Records contained in a dataset:

================================

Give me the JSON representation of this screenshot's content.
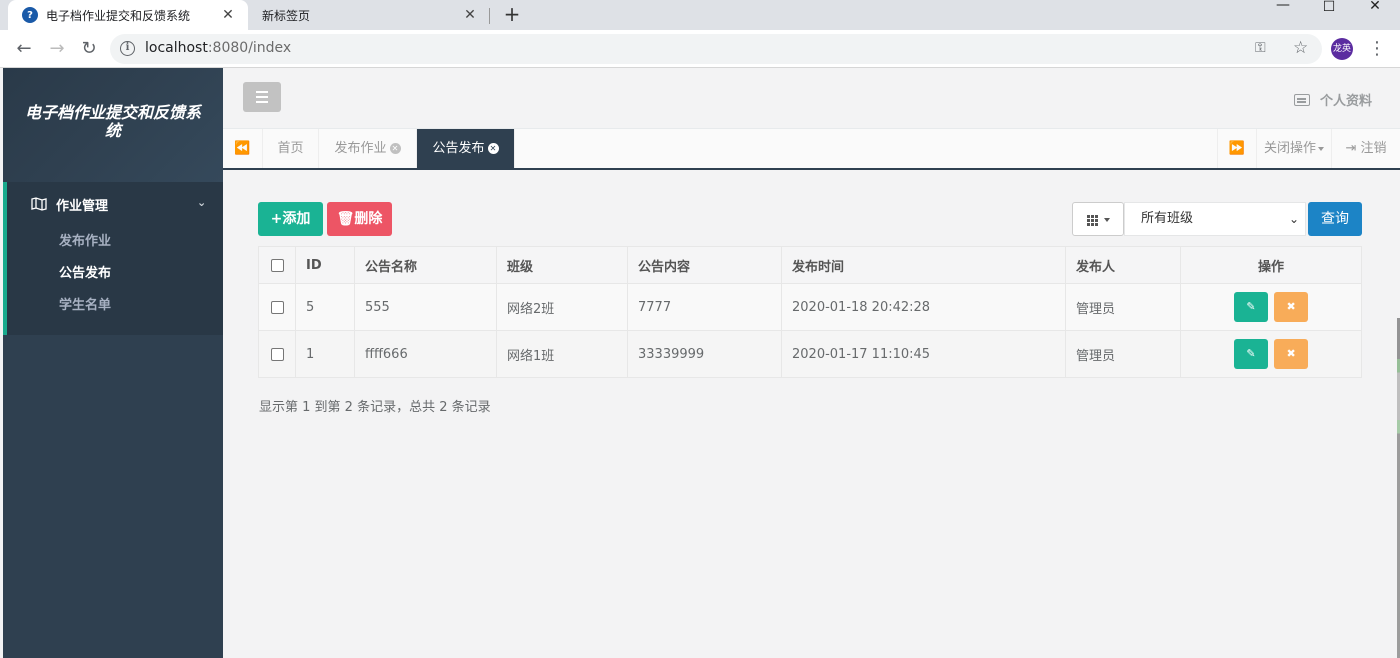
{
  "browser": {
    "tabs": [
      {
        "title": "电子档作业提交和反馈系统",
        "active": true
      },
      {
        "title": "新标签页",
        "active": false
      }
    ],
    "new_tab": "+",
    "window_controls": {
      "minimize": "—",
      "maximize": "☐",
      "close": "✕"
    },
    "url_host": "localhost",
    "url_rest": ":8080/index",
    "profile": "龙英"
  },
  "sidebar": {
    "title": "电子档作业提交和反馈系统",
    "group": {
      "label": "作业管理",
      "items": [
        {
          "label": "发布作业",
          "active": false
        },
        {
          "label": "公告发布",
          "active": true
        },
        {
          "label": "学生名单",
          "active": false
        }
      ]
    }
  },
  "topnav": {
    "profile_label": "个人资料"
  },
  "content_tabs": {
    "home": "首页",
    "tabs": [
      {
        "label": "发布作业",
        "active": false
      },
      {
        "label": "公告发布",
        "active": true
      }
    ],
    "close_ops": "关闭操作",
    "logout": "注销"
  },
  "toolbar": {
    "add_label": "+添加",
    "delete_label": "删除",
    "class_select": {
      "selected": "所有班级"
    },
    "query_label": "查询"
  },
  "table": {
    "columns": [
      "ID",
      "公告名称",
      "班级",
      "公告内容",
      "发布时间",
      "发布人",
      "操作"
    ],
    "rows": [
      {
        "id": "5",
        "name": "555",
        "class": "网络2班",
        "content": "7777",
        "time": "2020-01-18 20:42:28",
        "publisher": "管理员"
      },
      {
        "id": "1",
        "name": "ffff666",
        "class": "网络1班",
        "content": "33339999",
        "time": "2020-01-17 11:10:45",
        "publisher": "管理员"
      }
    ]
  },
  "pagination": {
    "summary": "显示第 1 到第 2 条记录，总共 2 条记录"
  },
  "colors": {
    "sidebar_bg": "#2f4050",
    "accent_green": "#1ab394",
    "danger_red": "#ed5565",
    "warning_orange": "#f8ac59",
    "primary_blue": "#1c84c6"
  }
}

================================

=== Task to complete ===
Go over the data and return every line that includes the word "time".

=== Reply to the exercise ===
        "time": "2020-01-18 20:42:28",
        "time": "2020-01-17 11:10:45",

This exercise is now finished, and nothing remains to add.